This collection emphasizes the most important card: Lin Sivvi. You can’t search her out underneath counterspells, but there are enough of her that you should be able to keep one in play once one has made it onto the board. This set is also much smaller (at only twelve rebels), giving you much more space for spells (namely, extra Parallax Waves main deck). I would advise you add at least one Eladamri’s Call to this – otherwise, there is a very real danger you’ll never see Lin at all (with only seven searchers compared to thirteen in the first selection). This option still has a lot of ground-based blockers, but they can’t really be searched out as quickly.
I’m very wary of the last of these three, as I don’t like the idea of having to hard-cast Lin all the time – I’d much rather there were at least a few 2cc searchers, but the idea is to try to keep as much of the functionality of the rebel engine without a large number of rebels. I don’t think you can get it much smaller than this and still have it work at all – mind you, I’m not even sure this DOES work, so there you go.
The current sideboard for the deck from the last article is as follows:
The Armageddons come in against any deck that needs a lot of land: Counter Rebel, Nether-Go, B/R control, U/W control, or pretty much anything. The Waves come in against Fires to slow them down and against U/W control and Counter Rebel. They could come in against Nether-Go, too. Simoon comes in against Fires and Blue Skies; you might want to consider it against Rebel decks, too.

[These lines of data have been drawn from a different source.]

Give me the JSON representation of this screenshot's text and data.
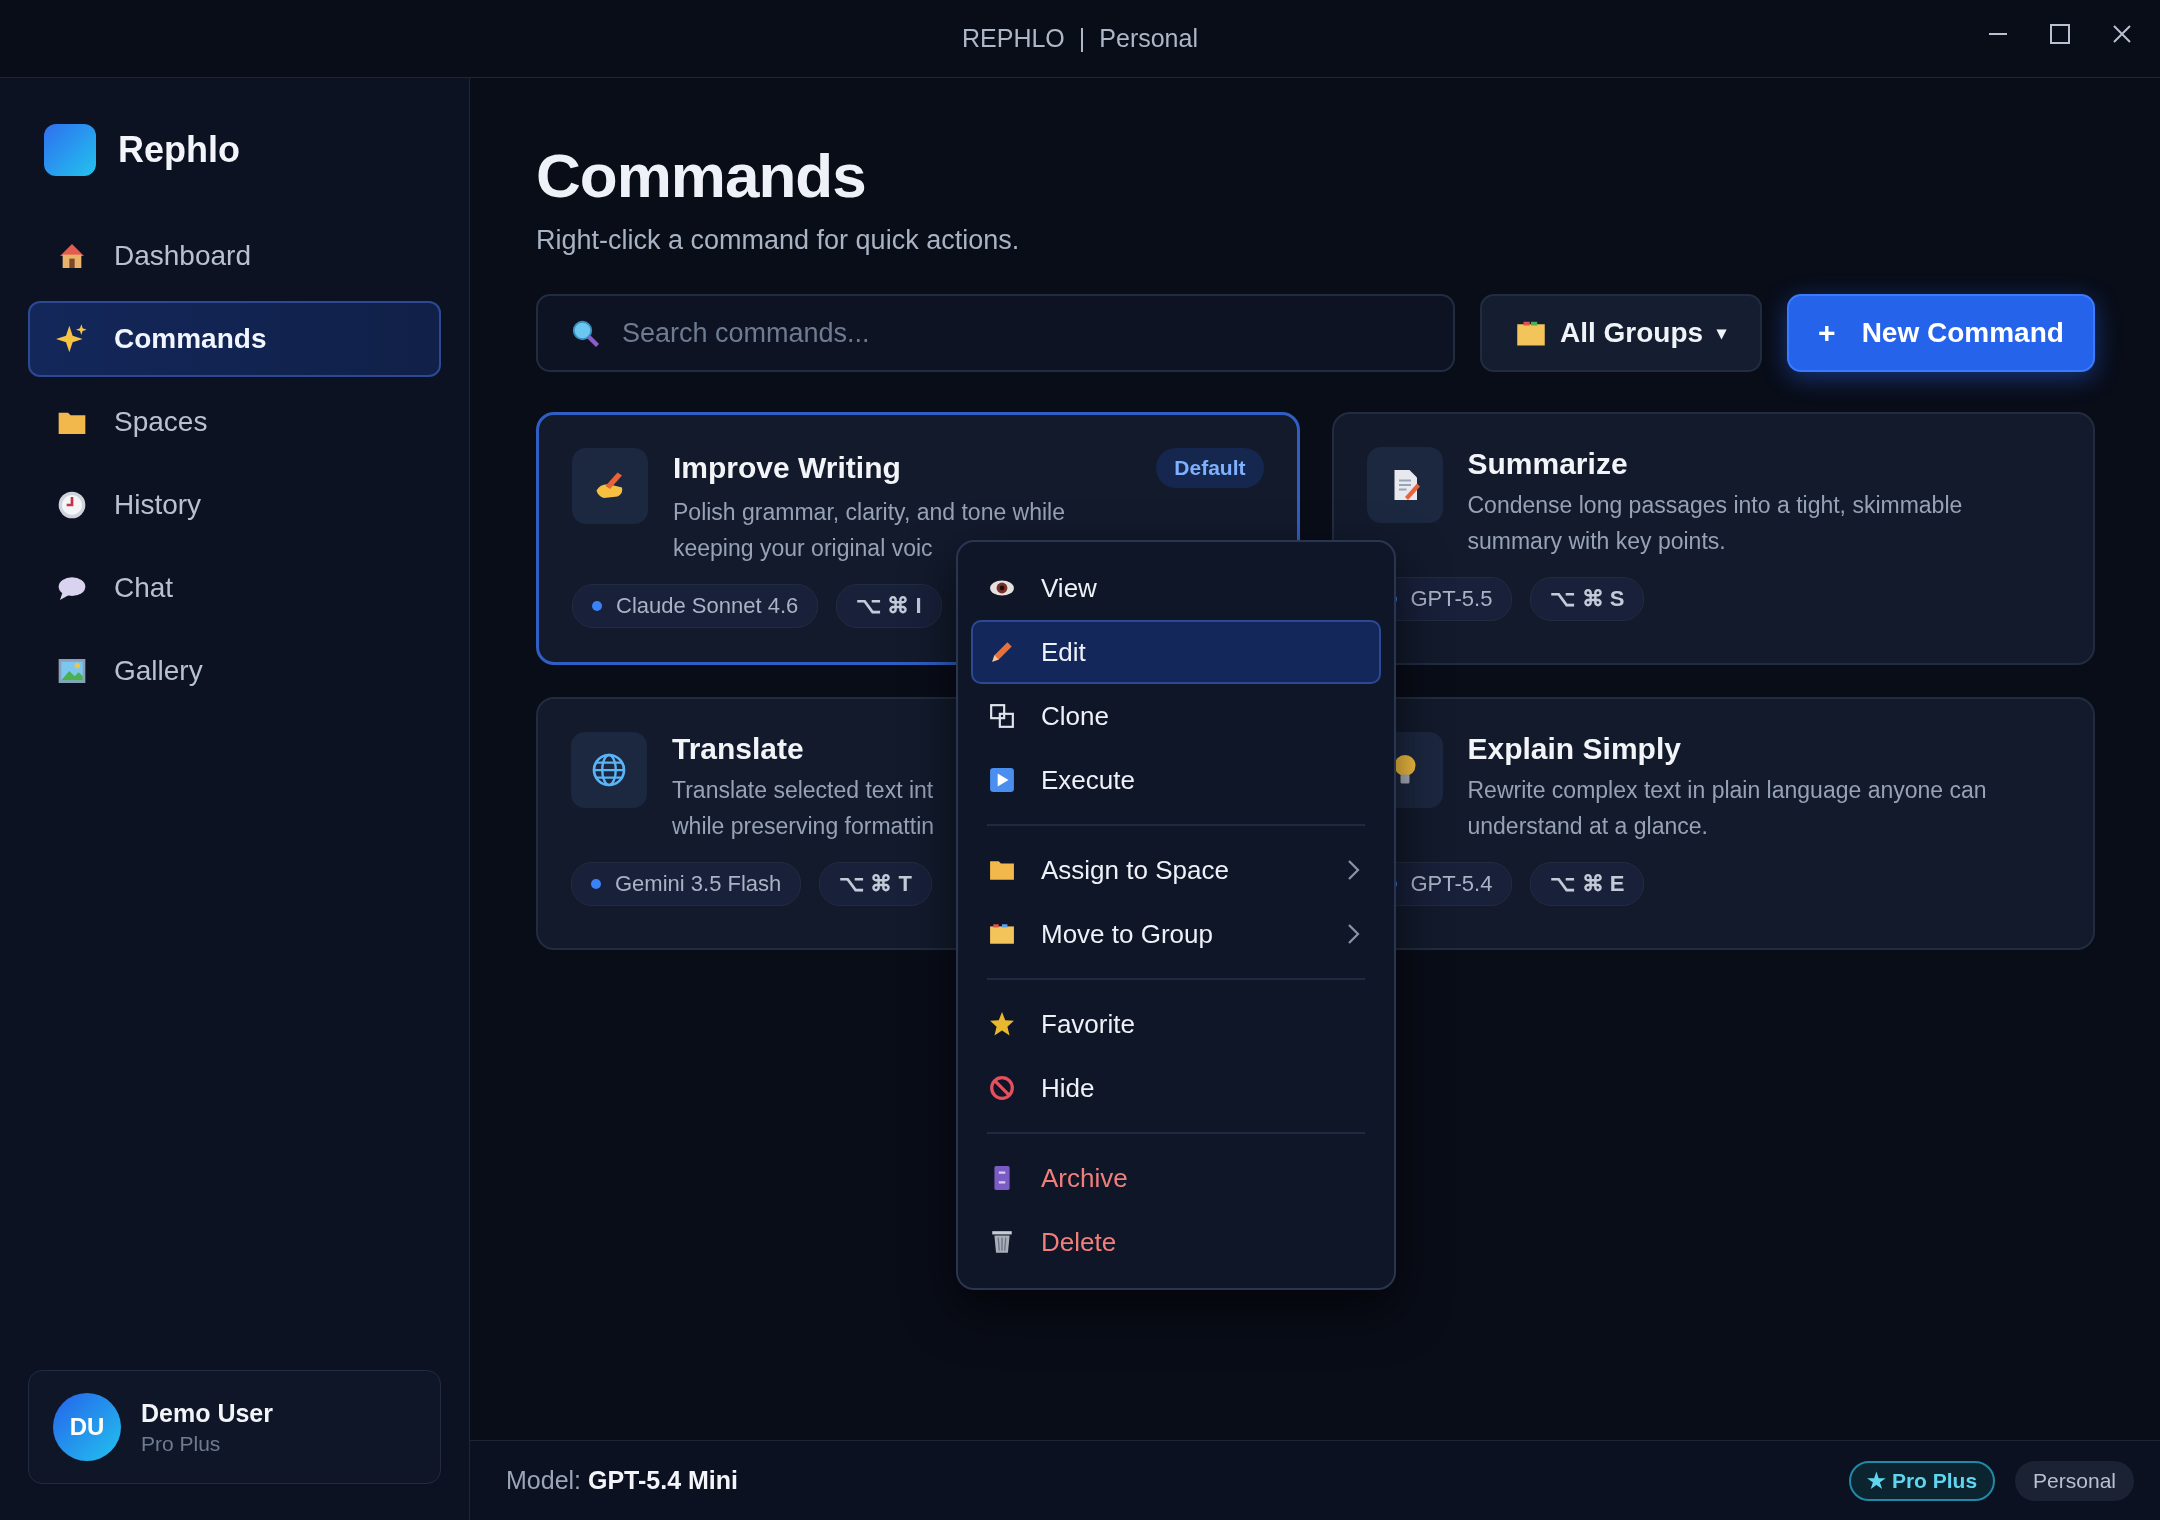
{
  "window": {
    "title": {
      "app": "REPHLO",
      "separator": "|",
      "workspace": "Personal"
    }
  },
  "sidebar": {
    "brand": "Rephlo",
    "items": [
      {
        "label": "Dashboard",
        "selected": false
      },
      {
        "label": "Commands",
        "selected": true
      },
      {
        "label": "Spaces",
        "selected": false
      },
      {
        "label": "History",
        "selected": false
      },
      {
        "label": "Chat",
        "selected": false
      },
      {
        "label": "Gallery",
        "selected": false
      }
    ],
    "user": {
      "initials": "DU",
      "name": "Demo User",
      "plan": "Pro Plus"
    }
  },
  "header": {
    "title": "Commands",
    "subtitle": "Right-click a command for quick actions."
  },
  "toolbar": {
    "search": {
      "placeholder": "Search commands..."
    },
    "group_filter": {
      "label": "All Groups",
      "caret": "▾"
    },
    "new_button": {
      "icon": "+",
      "label": "New Command"
    }
  },
  "commands": [
    {
      "title": "Improve Writing",
      "badge": "Default",
      "selected": true,
      "description": "Polish grammar, clarity, and tone while\nkeeping your original voic",
      "model": "Claude Sonnet 4.6",
      "shortcut": "⌥ ⌘ I"
    },
    {
      "title": "Summarize",
      "selected": false,
      "description": "Condense long passages into a tight, skimmable\nsummary with key points.",
      "model": "GPT-5.5",
      "shortcut": "⌥ ⌘ S"
    },
    {
      "title": "Translate",
      "selected": false,
      "description": "Translate selected text int\nwhile preserving formattin",
      "model": "Gemini 3.5 Flash",
      "shortcut": "⌥ ⌘ T"
    },
    {
      "title": "Explain Simply",
      "selected": false,
      "description": "Rewrite complex text in plain language anyone can\nunderstand at a glance.",
      "model": "GPT-5.4",
      "shortcut": "⌥ ⌘ E"
    }
  ],
  "context_menu": {
    "groups": [
      [
        {
          "label": "View",
          "selected": false,
          "submenu": false,
          "danger": false
        },
        {
          "label": "Edit",
          "selected": true,
          "submenu": false,
          "danger": false
        },
        {
          "label": "Clone",
          "selected": false,
          "submenu": false,
          "danger": false
        },
        {
          "label": "Execute",
          "selected": false,
          "submenu": false,
          "danger": false
        }
      ],
      [
        {
          "label": "Assign to Space",
          "selected": false,
          "submenu": true,
          "danger": false
        },
        {
          "label": "Move to Group",
          "selected": false,
          "submenu": true,
          "danger": false
        }
      ],
      [
        {
          "label": "Favorite",
          "selected": false,
          "submenu": false,
          "danger": false
        },
        {
          "label": "Hide",
          "selected": false,
          "submenu": false,
          "danger": false
        }
      ],
      [
        {
          "label": "Archive",
          "selected": false,
          "submenu": false,
          "danger": true
        },
        {
          "label": "Delete",
          "selected": false,
          "submenu": false,
          "danger": true
        }
      ]
    ]
  },
  "status_bar": {
    "model": "Model: **GPT-5.4 Mini**",
    "plan_badge": "★ Pro Plus",
    "workspace_badge": "Personal"
  }
}
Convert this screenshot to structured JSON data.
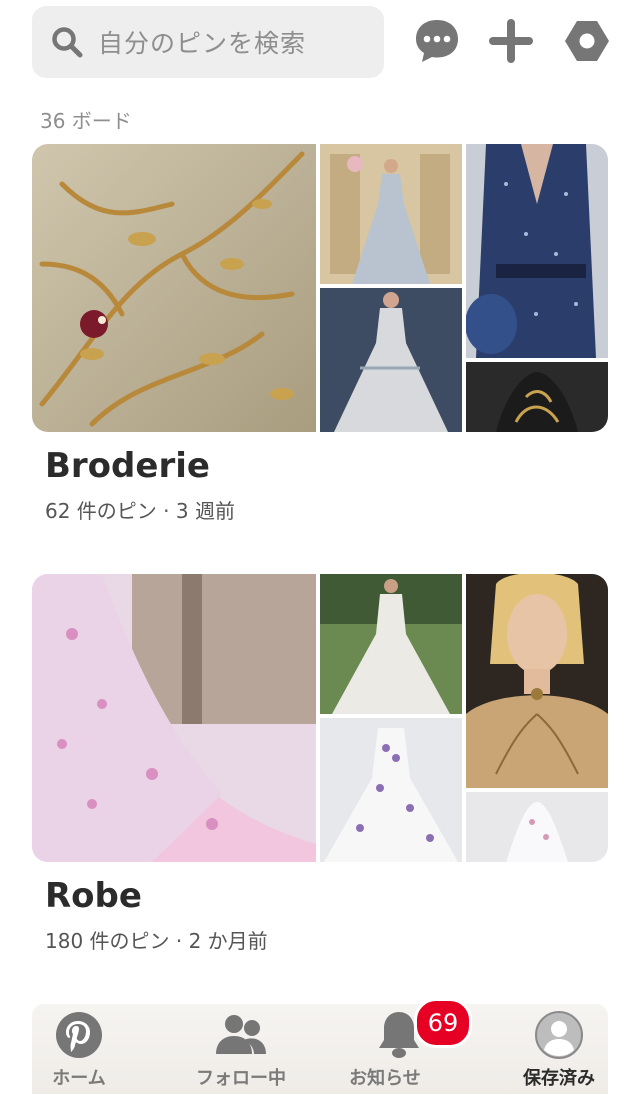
{
  "search": {
    "placeholder": "自分のピンを検索"
  },
  "header": {
    "board_count": "36 ボード"
  },
  "boards": [
    {
      "title": "Broderie",
      "meta": "62 件のピン · 3 週前"
    },
    {
      "title": "Robe",
      "meta": "180 件のピン · 2 か月前"
    }
  ],
  "nav": {
    "home": "ホーム",
    "following": "フォロー中",
    "notifications": "お知らせ",
    "saved": "保存済み",
    "badge_count": "69"
  },
  "colors": {
    "accent": "#e60023",
    "icon": "#767676",
    "background": "#ffffff"
  },
  "icons": [
    "search-icon",
    "chat-icon",
    "plus-icon",
    "settings-icon",
    "pinterest-icon",
    "following-icon",
    "bell-icon",
    "profile-icon"
  ]
}
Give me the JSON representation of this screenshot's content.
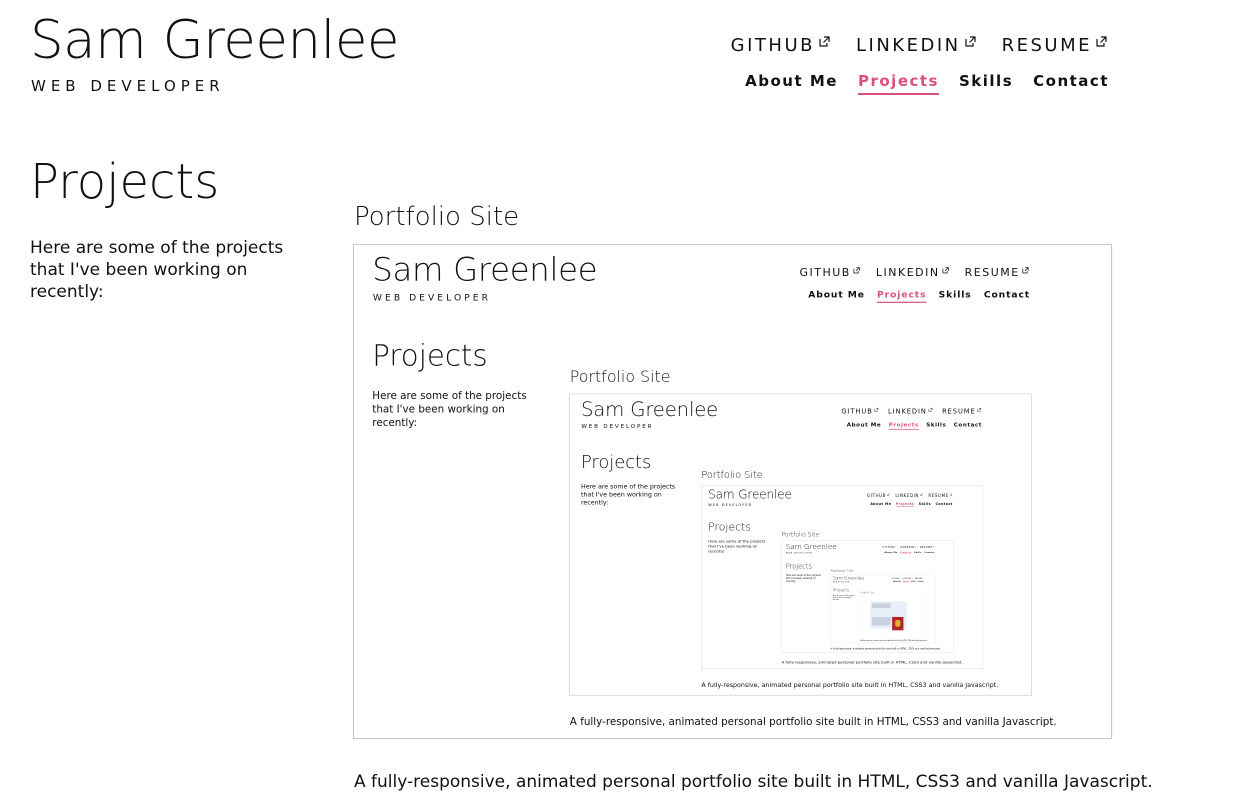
{
  "header": {
    "name": "Sam Greenlee",
    "tagline": "WEB DEVELOPER"
  },
  "external_links": [
    {
      "label": "GITHUB",
      "icon": "external-link-icon"
    },
    {
      "label": "LINKEDIN",
      "icon": "external-link-icon"
    },
    {
      "label": "RESUME",
      "icon": "external-link-icon"
    }
  ],
  "nav": {
    "items": [
      {
        "label": "About Me",
        "active": false
      },
      {
        "label": "Projects",
        "active": true
      },
      {
        "label": "Skills",
        "active": false
      },
      {
        "label": "Contact",
        "active": false
      }
    ]
  },
  "section": {
    "title": "Projects",
    "intro": "Here are some of the projects that I've been working on recently:"
  },
  "project": {
    "title": "Portfolio Site",
    "description": "A fully-responsive, animated personal portfolio site built in HTML, CSS3 and vanilla Javascript."
  },
  "colors": {
    "accent": "#d9527e",
    "text": "#111111",
    "frame_border": "#c9c9c9"
  }
}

The Disenchants come in against Rebel decks (their Waves and Crusades are too much for our four Wanes to cope with) and the rash of Ankh/Tide/Waters/Blue Skies decks that seem to have appeared near me. Lawbringer currently comes in against B/R control and Fires. Rebel Informer comes in against Rebels and Counter Rebels.
These have only been tested a little so far, and I haven’t correctly identified the best cards to take out for them either. Although the Defiant Vanguards aren’t so hot against the control decks (ever in they are a 2/2 beat down creature) and some Wax/Wane can often come out if you’re not expecting an enchantment to be brought in against you (NEVER take them out against fires). You may also consider taking out some Assault/Batteries if they don’t have many small creatures, although it is important to realise that Tsabo’s Decree generally isn’t for "Battery Tokens" against Good Spells.
Next week, something a little different.